# GOAL OF THE EXERCISE:
Go through the data and copy each line where the string "mypage" appears.

# RECORDS FOR THIS EXERCISE:
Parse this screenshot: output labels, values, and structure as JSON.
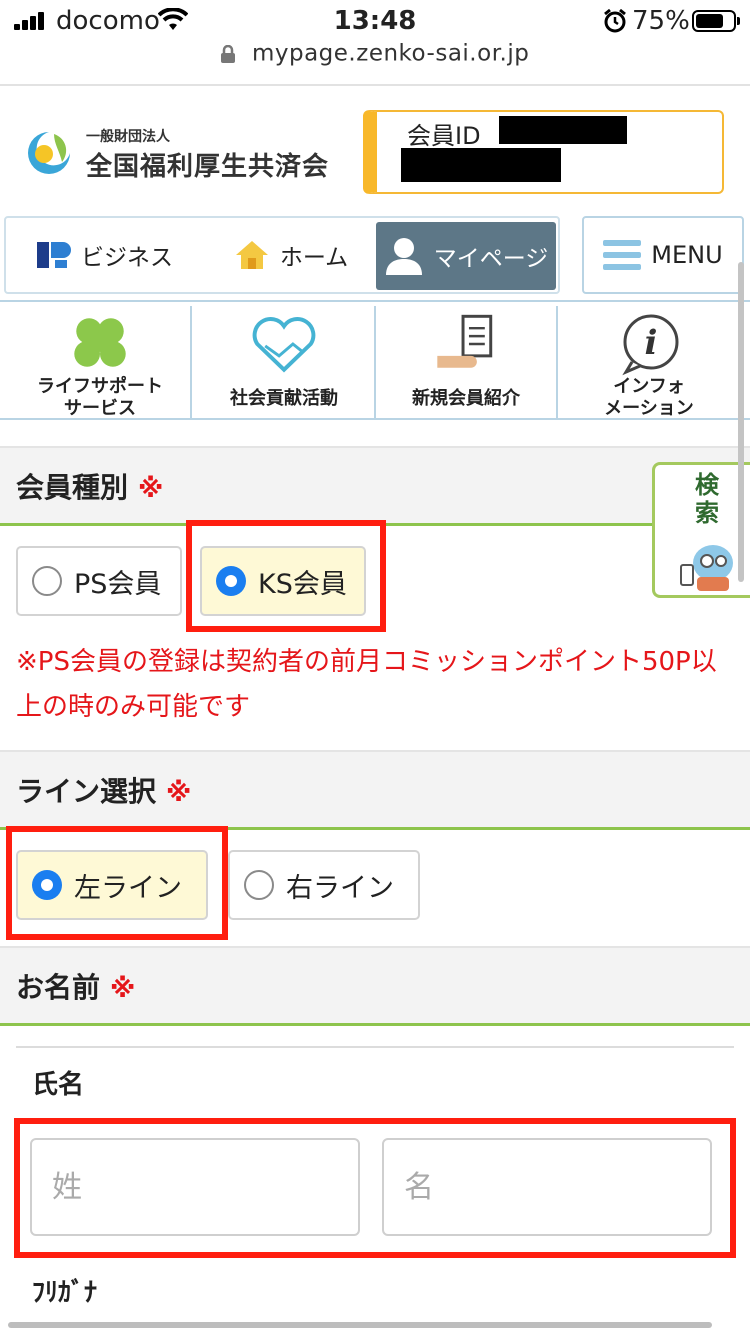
{
  "status_bar": {
    "carrier": "docomo",
    "time": "13:48",
    "battery": "75%",
    "battery_fraction": 0.75
  },
  "browser": {
    "url": "mypage.zenko-sai.or.jp"
  },
  "header": {
    "logo_sub": "一般財団法人",
    "logo_main": "全国福利厚生共済会",
    "member_label": "会員ID"
  },
  "nav": {
    "business": "ビジネス",
    "home": "ホーム",
    "mypage": "マイページ",
    "menu": "MENU"
  },
  "sub_nav": [
    {
      "label": "ライフサポート\nサービス",
      "icon": "clover-icon"
    },
    {
      "label": "社会貢献活動",
      "icon": "handshake-heart-icon"
    },
    {
      "label": "新規会員紹介",
      "icon": "document-hand-icon"
    },
    {
      "label": "インフォ\nメーション",
      "icon": "info-bubble-icon"
    }
  ],
  "form": {
    "member_type": {
      "title": "会員種別",
      "required_mark": "※",
      "options": [
        "PS会員",
        "KS会員"
      ],
      "selected": "KS会員",
      "notice": "※PS会員の登録は契約者の前月コミッションポイント50P以上の時のみ可能です"
    },
    "line": {
      "title": "ライン選択",
      "required_mark": "※",
      "options": [
        "左ライン",
        "右ライン"
      ],
      "selected": "左ライン"
    },
    "name": {
      "title": "お名前",
      "required_mark": "※",
      "full_name_label": "氏名",
      "last_name_placeholder": "姓",
      "first_name_placeholder": "名",
      "furigana_label": "ﾌﾘｶﾞﾅ"
    }
  },
  "float_search": {
    "label": "検索"
  },
  "colors": {
    "accent_green": "#8dc44c",
    "required_red": "#e5161a",
    "nav_active": "#5d7787",
    "radio_blue": "#1a7ef0",
    "highlight_frame": "#ff1e0f"
  }
}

# WRITTEN ANSWER:
    "url": "mypage.zenko-sai.or.jp"
    "mypage": "マイページ",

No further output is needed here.